Holly Pivec of Spirit of Error has a list of books the serious Christian will want to avoid, even if it’s on display in a so-called Christian bookstore or a Christian website that sells books and other “religious” paraphernalia. Sadly, many “Christian” books are written by people who are not authentic Christians but are in fact wolves in sheep’s clothing. Holly reveals how to spot the counterfeits. She writes:
We documented in our books that the New Apostolic Reformation (NAR) has penetrated mainstream Christianity. Many people find this hard to believe, claiming they’ve never heard of the NAR. I suspect one big reason this movement has flown under the radar for so long is because people don’t know what to look for.
So how do you spot the NAR? Let’s take a look at some top-selling books and I’ll show you how.
Look at the publisher.
Destiny Image Publishers was founded by Don and Cathy Nori specifically to “publish the prophets.” If you spot their telltale logo– a capital letter D with a flame of fire inside–you know you’ve encountered the NAR.Charisma House has also published many NAR books, though they also publish more traditional Pentecostal and charismatic books.
But don’t stop after looking at the publisher. Some mainstream Christian publishers also publish NARbooks, like Bethany House (a division of Baker Publishing Group). That’s why you must also look at other giveaways, like a book’s author.
Look at the author and endorsers.
Some popular NAR authors to watch out for include Bill Johnson and Kris Vallotton (both of Bethel Church in Redding, California), Mike Bickle (International House of Prayer), Rick Joyner (MorningStar Ministries), Randy Clark (Global Awakening), Cindy Jacobs (Generals International), Heidi Baker (Iris Global), Che Ahn (Harvest International Ministry), and Dutch Sheets. Endorsements from any of theseNAR leaders should also give you pause.

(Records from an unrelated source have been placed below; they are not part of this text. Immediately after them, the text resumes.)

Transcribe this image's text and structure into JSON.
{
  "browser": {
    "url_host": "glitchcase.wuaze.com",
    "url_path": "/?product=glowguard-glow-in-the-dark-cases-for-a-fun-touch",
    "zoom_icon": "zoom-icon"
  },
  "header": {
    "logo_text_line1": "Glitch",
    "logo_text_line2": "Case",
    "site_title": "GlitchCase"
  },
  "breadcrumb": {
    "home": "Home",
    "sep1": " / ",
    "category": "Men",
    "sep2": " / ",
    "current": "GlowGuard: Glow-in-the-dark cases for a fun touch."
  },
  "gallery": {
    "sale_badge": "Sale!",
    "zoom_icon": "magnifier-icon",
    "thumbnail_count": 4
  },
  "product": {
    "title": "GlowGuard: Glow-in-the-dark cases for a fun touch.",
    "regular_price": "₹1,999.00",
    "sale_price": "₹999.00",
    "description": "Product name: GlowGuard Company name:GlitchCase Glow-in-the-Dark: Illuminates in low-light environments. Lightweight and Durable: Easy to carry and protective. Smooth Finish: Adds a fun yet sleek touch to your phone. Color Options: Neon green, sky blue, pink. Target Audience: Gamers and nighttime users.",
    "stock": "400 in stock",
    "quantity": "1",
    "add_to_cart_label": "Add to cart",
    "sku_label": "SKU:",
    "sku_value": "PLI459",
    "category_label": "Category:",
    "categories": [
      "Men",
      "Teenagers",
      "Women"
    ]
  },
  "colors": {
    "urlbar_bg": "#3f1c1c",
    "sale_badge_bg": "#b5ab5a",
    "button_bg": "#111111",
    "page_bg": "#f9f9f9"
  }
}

Countless NAR authors (as well as NAR musicians) have come out of Bethel Church in Redding, California, and it’s affiliated Bethel School of Supernatural Ministry. So watch for references to all things Bethel in author bios.
Look for NAR buzzwords.

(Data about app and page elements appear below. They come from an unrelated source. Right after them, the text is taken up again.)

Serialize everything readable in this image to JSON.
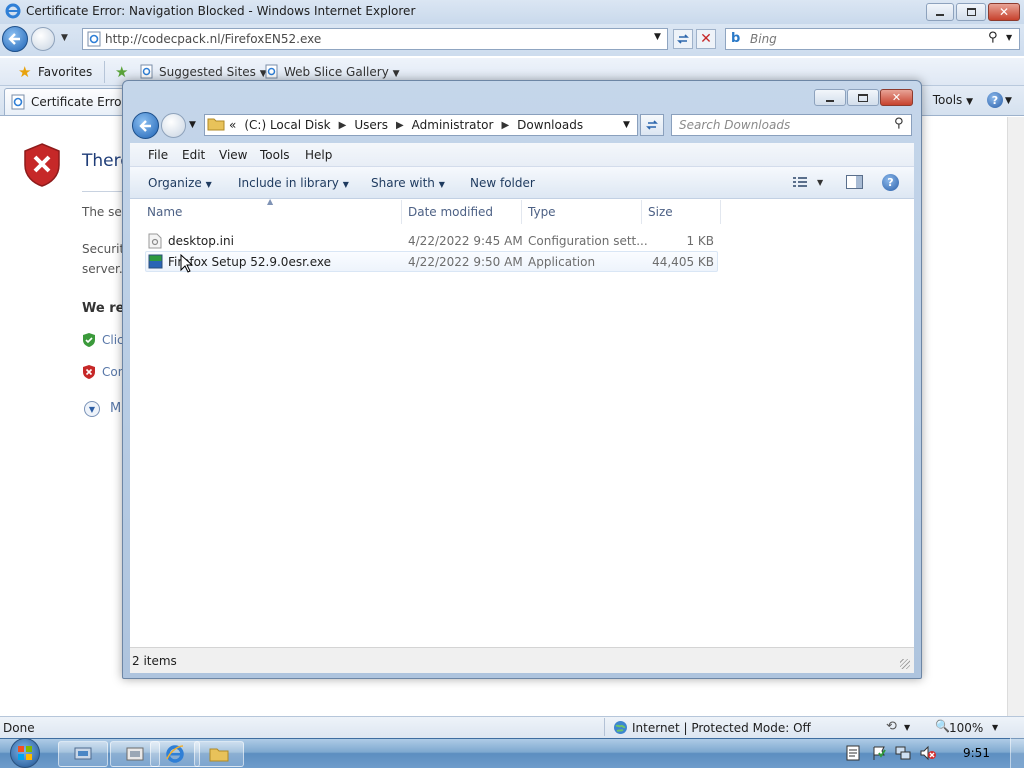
{
  "ie": {
    "title": "Certificate Error: Navigation Blocked - Windows Internet Explorer",
    "url": "http://codecpack.nl/FirefoxEN52.exe",
    "search_placeholder": "Bing",
    "favorites_label": "Favorites",
    "suggested_sites": "Suggested Sites",
    "web_slice_gallery": "Web Slice Gallery",
    "tab_label": "Certificate Error: N",
    "tools_label": "Tools",
    "content": {
      "heading": "There",
      "line1": "The se",
      "line2": "Securit",
      "line3": "server.",
      "bold_line": "We re",
      "option1": "Clic",
      "option2": "Con",
      "more": "M"
    },
    "status": {
      "left": "Done",
      "zone": "Internet | Protected Mode: Off",
      "zoom": "100%"
    }
  },
  "explorer": {
    "breadcrumb": {
      "overflow": "«",
      "items": [
        "(C:) Local Disk",
        "Users",
        "Administrator",
        "Downloads"
      ]
    },
    "search_placeholder": "Search Downloads",
    "menu": [
      "File",
      "Edit",
      "View",
      "Tools",
      "Help"
    ],
    "commands": {
      "organize": "Organize",
      "include": "Include in library",
      "share": "Share with",
      "new_folder": "New folder"
    },
    "columns": [
      "Name",
      "Date modified",
      "Type",
      "Size"
    ],
    "files": [
      {
        "name": "desktop.ini",
        "date": "4/22/2022 9:45 AM",
        "type": "Configuration sett...",
        "size": "1 KB"
      },
      {
        "name": "Firefox Setup 52.9.0esr.exe",
        "date": "4/22/2022 9:50 AM",
        "type": "Application",
        "size": "44,405 KB"
      }
    ],
    "status": "2 items"
  },
  "taskbar": {
    "clock": "9:51"
  },
  "colors": {
    "ie_chrome": "#dbe6f3",
    "explorer_frame": "#b6cbe3",
    "taskbar": "#6f9ccb",
    "link_blue": "#1e3a5f",
    "error_red": "#c62828"
  }
}
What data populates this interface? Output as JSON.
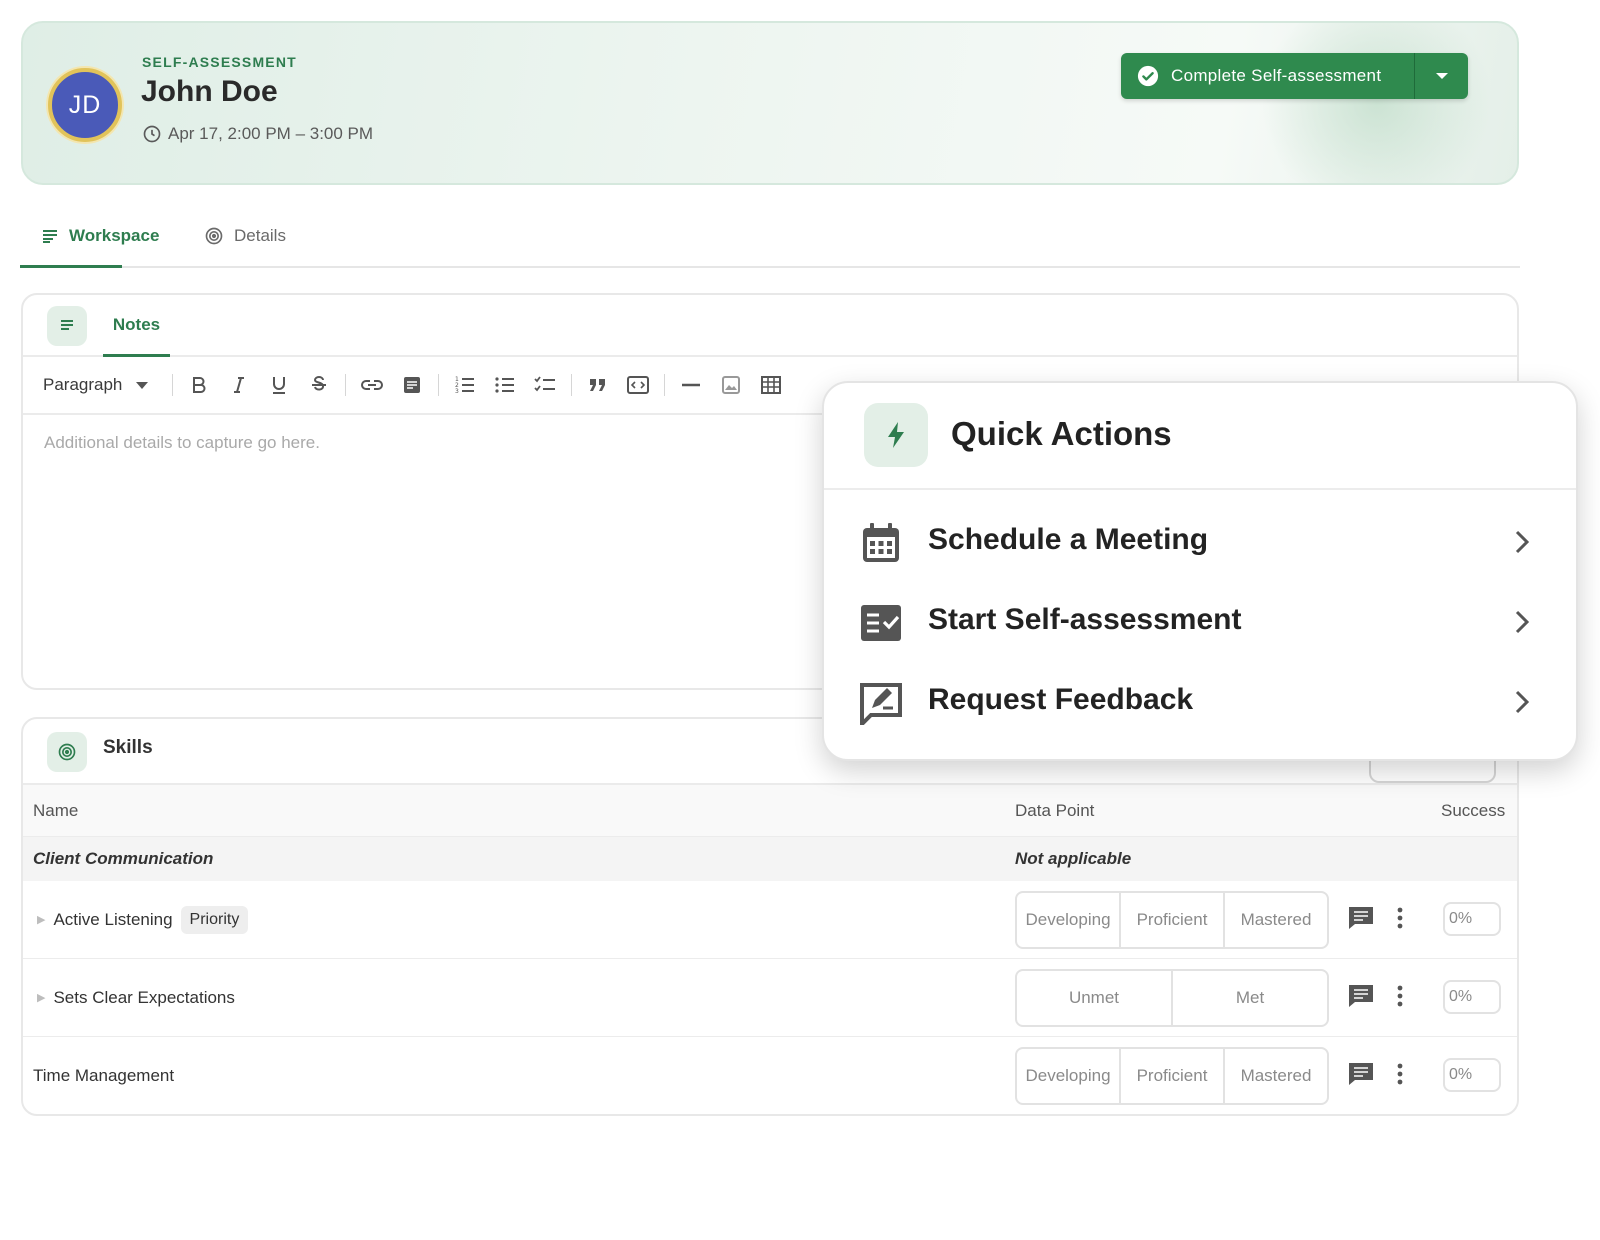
{
  "header": {
    "eyebrow": "SELF-ASSESSMENT",
    "initials": "JD",
    "name": "John Doe",
    "time": "Apr 17, 2:00 PM – 3:00 PM",
    "cta_label": "Complete Self-assessment",
    "accent": "#2f8a4e"
  },
  "tabs": [
    {
      "label": "Workspace",
      "active": true
    },
    {
      "label": "Details",
      "active": false
    }
  ],
  "notes": {
    "tab_label": "Notes",
    "paragraph_label": "Paragraph",
    "placeholder": "Additional details to capture go here."
  },
  "skills": {
    "title": "Skills",
    "columns": {
      "name": "Name",
      "data_point": "Data Point",
      "success": "Success"
    },
    "group": {
      "name": "Client Communication",
      "data_point": "Not applicable"
    },
    "rows": [
      {
        "name": "Active Listening",
        "badge": "Priority",
        "options": [
          "Developing",
          "Proficient",
          "Mastered"
        ],
        "success": "0%"
      },
      {
        "name": "Sets Clear Expectations",
        "options": [
          "Unmet",
          "Met"
        ],
        "success": "0%"
      },
      {
        "name": "Time Management",
        "options": [
          "Developing",
          "Proficient",
          "Mastered"
        ],
        "success": "0%"
      }
    ]
  },
  "quick_actions": {
    "title": "Quick Actions",
    "items": [
      {
        "label": "Schedule a Meeting",
        "icon": "calendar-icon"
      },
      {
        "label": "Start Self-assessment",
        "icon": "checklist-icon"
      },
      {
        "label": "Request Feedback",
        "icon": "feedback-icon"
      }
    ]
  }
}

Certain words in a book’s description can be useful clues for identifying it as NAR. Pay special attention to words like “apostolic,” “prophetic,” and “revivalist.” Also watch for phrases like “bringing heaven to earth, “manifest presence,” and “supernatural ministry.” “Sozo” is a very popular practice in NARchurches. The “fivefold ministry” teaching is typically NAR. And so are teachings about “releasing” angels, “operating in the courts of heaven” and “breaking curses.” There are many more NAR teachings and terms, but you’ll pick up on them over time. Continue reading